“We’ve done studies here at Emory and also at CDC that have indicated that if you use organic food or if you wash your food properly prior to preparation, you can reduce the levels of these metabolites in your urine.  Eat as much organic produce as possible, or wash your fruits and vegetables very well and that likely could decrease the chances of your children developing ADHD,” says Barr.

Posted on by adobbs in Neuro Leave a comment

WHO Director Chan highlights global health changes, challenges

Dr. Margaret Chan

On World TB Day, March 16, Dr. Margaret Chan, director-general of the World Health Organization, addressed public health professionals at the Centers for Disease Control and Prevention in Atlanta at the eighth annual Jeffrey P. Koplan Global Leadership in Public Health Lecture. In introducing Chan, Koplan noted their long-term friendship, which grew from their work together in China.

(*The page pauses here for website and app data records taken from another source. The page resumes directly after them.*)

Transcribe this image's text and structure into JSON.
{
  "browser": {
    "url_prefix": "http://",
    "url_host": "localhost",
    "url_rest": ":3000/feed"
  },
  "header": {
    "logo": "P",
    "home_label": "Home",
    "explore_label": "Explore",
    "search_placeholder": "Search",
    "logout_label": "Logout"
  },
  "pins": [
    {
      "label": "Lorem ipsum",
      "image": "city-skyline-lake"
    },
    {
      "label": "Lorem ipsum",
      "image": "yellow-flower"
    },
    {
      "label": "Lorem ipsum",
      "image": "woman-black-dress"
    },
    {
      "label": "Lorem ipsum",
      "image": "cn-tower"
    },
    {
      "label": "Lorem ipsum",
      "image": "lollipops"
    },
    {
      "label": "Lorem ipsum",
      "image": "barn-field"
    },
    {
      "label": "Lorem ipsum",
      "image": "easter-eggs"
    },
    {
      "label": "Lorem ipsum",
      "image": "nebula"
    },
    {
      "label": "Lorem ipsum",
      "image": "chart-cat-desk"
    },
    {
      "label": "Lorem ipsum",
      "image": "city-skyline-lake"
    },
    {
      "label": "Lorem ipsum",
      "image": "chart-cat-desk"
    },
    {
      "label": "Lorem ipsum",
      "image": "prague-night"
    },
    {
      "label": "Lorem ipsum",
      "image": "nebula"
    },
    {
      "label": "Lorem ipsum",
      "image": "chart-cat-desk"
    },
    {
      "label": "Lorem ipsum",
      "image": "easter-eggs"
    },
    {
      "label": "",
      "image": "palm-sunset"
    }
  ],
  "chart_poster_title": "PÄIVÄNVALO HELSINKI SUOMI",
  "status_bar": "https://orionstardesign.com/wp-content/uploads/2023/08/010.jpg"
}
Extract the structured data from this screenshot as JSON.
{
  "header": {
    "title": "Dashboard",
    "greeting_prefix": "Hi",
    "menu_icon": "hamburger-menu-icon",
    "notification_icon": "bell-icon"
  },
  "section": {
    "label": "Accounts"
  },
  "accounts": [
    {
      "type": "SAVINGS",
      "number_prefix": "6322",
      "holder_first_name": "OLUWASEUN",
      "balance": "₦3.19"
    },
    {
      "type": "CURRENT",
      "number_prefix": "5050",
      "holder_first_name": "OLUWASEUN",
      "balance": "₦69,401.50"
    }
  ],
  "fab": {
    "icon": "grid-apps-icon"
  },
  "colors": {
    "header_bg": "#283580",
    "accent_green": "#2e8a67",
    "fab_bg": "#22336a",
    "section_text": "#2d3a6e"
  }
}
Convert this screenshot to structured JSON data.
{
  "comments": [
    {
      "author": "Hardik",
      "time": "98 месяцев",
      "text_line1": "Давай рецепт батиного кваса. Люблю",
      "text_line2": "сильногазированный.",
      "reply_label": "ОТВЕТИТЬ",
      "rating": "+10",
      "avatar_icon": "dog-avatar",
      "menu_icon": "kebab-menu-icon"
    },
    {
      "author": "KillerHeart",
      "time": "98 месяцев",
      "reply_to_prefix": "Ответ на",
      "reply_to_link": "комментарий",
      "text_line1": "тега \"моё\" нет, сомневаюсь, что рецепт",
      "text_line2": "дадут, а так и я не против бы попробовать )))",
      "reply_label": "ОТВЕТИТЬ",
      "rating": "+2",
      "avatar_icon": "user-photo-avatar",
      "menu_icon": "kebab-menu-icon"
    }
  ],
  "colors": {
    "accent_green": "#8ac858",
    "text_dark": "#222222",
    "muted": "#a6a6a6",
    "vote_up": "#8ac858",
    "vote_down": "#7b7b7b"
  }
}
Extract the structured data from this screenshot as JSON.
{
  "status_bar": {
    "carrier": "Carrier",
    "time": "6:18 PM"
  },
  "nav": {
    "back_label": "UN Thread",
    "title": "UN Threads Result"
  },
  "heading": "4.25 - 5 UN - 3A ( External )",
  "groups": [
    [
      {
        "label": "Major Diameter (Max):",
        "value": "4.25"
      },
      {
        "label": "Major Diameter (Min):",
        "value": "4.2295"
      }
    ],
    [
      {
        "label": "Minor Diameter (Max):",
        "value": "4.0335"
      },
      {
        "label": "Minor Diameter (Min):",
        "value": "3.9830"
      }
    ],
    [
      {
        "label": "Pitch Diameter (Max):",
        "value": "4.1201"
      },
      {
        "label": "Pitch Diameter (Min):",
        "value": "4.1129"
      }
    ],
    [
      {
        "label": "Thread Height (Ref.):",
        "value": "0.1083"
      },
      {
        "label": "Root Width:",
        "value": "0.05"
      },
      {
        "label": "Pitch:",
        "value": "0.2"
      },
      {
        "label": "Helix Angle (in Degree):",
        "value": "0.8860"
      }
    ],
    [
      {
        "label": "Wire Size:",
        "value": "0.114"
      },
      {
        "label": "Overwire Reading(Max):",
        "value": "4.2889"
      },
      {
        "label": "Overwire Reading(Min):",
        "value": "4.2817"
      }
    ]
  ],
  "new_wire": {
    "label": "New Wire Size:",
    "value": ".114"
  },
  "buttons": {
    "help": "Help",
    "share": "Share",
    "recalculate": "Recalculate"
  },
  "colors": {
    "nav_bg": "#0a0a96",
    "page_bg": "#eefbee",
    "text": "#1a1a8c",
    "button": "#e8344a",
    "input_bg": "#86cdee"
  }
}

While in Atlanta, Chan also visited Emory to meet with President James Wagner and Emory Global Health Institute Director Koplan. She heard presentations about global health field projects by students in public health, medicine, and theology.

Chan recalled the “lost decade for development,” the 1980s, a dismal time for public health. The 1979 energy crisis followed by a recession made for tighter public health resources and few health care improvements worldwide, she explained. Some developing countries have still not recovered.

In contrast, public health has faired better in the new millennium, when the world has benefited from financial commitments backed by substantial resources, often from innovative sources, says Chan.
Read more

Posted on by Robin Tricoles in Uncategorized Leave a comment